AIM OF THE TASK —
Search the entries below. Return every line that has "number" in it.

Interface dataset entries
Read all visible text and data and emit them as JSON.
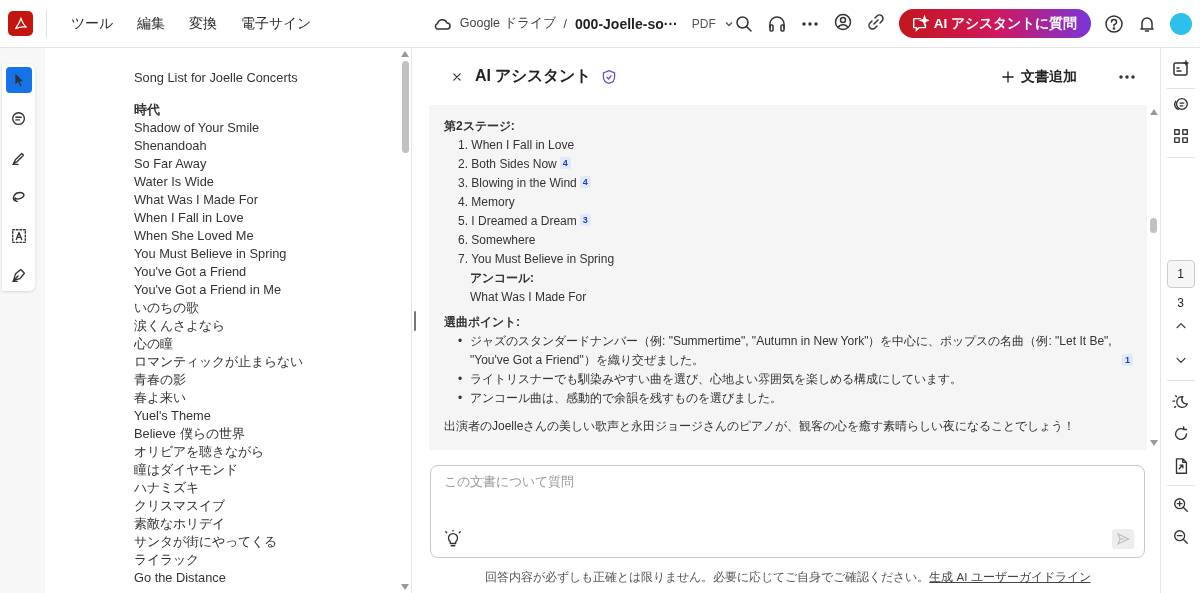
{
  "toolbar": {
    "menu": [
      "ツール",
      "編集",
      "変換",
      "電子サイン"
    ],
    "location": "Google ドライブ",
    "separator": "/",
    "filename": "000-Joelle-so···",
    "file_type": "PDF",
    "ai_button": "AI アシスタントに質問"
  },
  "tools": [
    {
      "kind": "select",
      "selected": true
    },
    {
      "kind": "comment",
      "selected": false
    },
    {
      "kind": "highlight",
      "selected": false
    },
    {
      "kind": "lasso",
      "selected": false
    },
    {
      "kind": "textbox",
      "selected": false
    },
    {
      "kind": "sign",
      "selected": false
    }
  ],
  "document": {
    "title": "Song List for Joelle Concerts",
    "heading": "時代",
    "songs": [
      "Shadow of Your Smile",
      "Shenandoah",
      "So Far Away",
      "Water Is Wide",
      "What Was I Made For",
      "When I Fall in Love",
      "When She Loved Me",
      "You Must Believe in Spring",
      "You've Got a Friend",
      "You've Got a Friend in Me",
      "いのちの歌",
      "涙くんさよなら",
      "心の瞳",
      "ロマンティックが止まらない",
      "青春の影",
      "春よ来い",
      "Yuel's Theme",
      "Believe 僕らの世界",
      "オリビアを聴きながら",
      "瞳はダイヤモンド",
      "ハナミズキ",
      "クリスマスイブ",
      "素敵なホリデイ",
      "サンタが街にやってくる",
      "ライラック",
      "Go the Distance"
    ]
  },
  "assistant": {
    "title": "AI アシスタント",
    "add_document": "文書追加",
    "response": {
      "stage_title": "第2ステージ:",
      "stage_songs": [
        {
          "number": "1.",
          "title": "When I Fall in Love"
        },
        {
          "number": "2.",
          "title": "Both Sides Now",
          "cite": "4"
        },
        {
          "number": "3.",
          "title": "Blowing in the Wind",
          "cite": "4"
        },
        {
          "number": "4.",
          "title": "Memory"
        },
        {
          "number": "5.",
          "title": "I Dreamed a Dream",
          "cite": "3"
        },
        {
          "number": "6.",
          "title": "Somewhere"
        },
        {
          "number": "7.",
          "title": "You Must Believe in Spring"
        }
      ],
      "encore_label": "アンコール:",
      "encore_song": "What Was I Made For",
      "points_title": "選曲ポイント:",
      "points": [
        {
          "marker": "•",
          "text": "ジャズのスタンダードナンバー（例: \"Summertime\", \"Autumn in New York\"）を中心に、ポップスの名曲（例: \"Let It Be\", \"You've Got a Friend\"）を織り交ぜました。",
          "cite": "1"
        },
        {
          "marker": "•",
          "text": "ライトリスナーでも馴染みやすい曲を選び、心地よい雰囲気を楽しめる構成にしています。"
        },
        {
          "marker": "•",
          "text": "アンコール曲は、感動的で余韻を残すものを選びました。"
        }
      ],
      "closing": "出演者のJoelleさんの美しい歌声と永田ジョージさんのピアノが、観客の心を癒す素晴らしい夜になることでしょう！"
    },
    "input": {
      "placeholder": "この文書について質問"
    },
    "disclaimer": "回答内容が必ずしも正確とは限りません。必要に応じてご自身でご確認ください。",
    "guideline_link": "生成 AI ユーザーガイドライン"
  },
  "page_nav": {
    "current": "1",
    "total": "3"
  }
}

OUTPUT —
          "number": "1.",
          "number": "2.",
          "number": "3.",
          "number": "4.",
          "number": "5.",
          "number": "6.",
          "number": "7.",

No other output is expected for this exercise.